● **Extracted material**
----------

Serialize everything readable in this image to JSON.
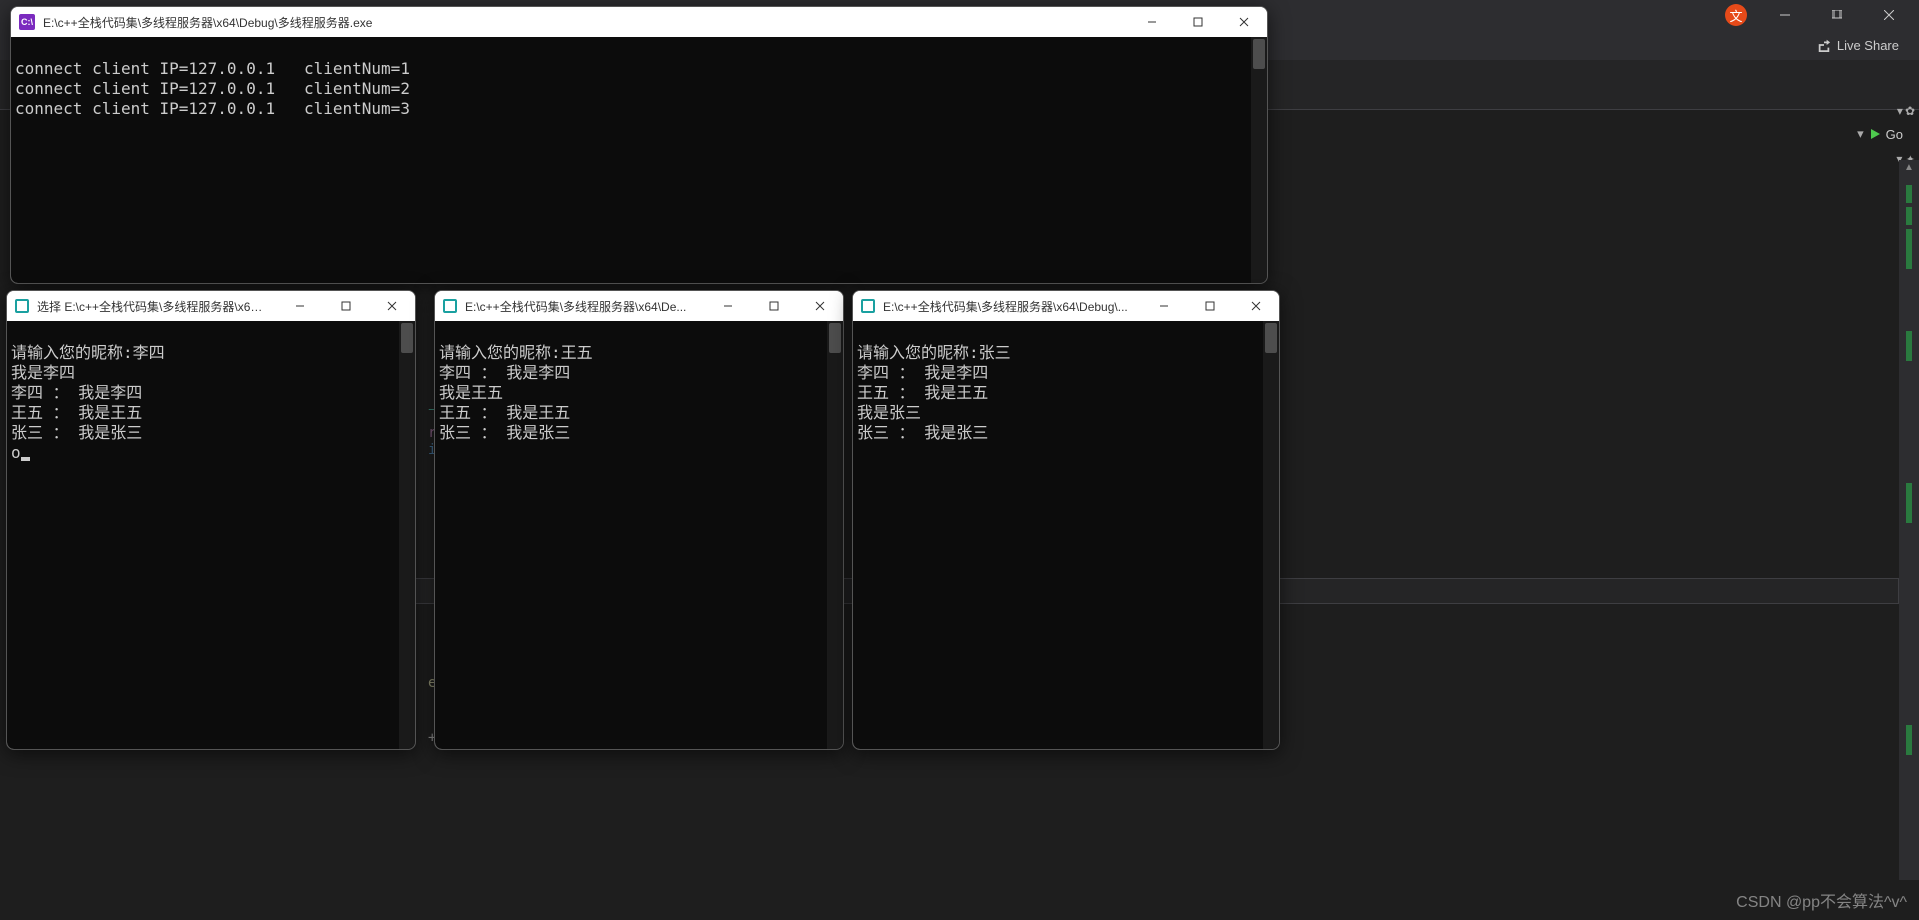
{
  "vs": {
    "ime_label": "文",
    "live_share": "Live Share",
    "go_label": "Go"
  },
  "watermark": "CSDN @pp不会算法^v^",
  "bg_code": {
    "c1": "下",
    "c2": "rS",
    "c3": "it",
    "c4": "(",
    "c5": "eN",
    "c6": "+"
  },
  "server_window": {
    "title": "E:\\c++全栈代码集\\多线程服务器\\x64\\Debug\\多线程服务器.exe",
    "icon_label": "C:\\",
    "lines": [
      "connect client IP=127.0.0.1   clientNum=1",
      "connect client IP=127.0.0.1   clientNum=2",
      "connect client IP=127.0.0.1   clientNum=3"
    ]
  },
  "client1": {
    "title": "选择 E:\\c++全栈代码集\\多线程服务器\\x64\\...",
    "lines": [
      "请输入您的昵称:李四",
      "我是李四",
      "李四 ： 我是李四",
      "王五 ： 我是王五",
      "张三 ： 我是张三",
      "o"
    ]
  },
  "client2": {
    "title": "E:\\c++全栈代码集\\多线程服务器\\x64\\De...",
    "lines": [
      "请输入您的昵称:王五",
      "李四 ： 我是李四",
      "我是王五",
      "王五 ： 我是王五",
      "张三 ： 我是张三"
    ]
  },
  "client3": {
    "title": "E:\\c++全栈代码集\\多线程服务器\\x64\\Debug\\...",
    "lines": [
      "请输入您的昵称:张三",
      "李四 ： 我是李四",
      "王五 ： 我是王五",
      "我是张三",
      "张三 ： 我是张三"
    ]
  }
}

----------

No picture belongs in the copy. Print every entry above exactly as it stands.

Serialize everything readable in this image to JSON.
{
  "vs": {
    "ime_label": "文",
    "live_share": "Live Share",
    "go_label": "Go"
  },
  "watermark": "CSDN @pp不会算法^v^",
  "bg_code": {
    "c1": "下",
    "c2": "rS",
    "c3": "it",
    "c4": "(",
    "c5": "eN",
    "c6": "+"
  },
  "server_window": {
    "title": "E:\\c++全栈代码集\\多线程服务器\\x64\\Debug\\多线程服务器.exe",
    "icon_label": "C:\\",
    "lines": [
      "connect client IP=127.0.0.1   clientNum=1",
      "connect client IP=127.0.0.1   clientNum=2",
      "connect client IP=127.0.0.1   clientNum=3"
    ]
  },
  "client1": {
    "title": "选择 E:\\c++全栈代码集\\多线程服务器\\x64\\...",
    "lines": [
      "请输入您的昵称:李四",
      "我是李四",
      "李四 ： 我是李四",
      "王五 ： 我是王五",
      "张三 ： 我是张三",
      "o"
    ]
  },
  "client2": {
    "title": "E:\\c++全栈代码集\\多线程服务器\\x64\\De...",
    "lines": [
      "请输入您的昵称:王五",
      "李四 ： 我是李四",
      "我是王五",
      "王五 ： 我是王五",
      "张三 ： 我是张三"
    ]
  },
  "client3": {
    "title": "E:\\c++全栈代码集\\多线程服务器\\x64\\Debug\\...",
    "lines": [
      "请输入您的昵称:张三",
      "李四 ： 我是李四",
      "王五 ： 我是王五",
      "我是张三",
      "张三 ： 我是张三"
    ]
  }
}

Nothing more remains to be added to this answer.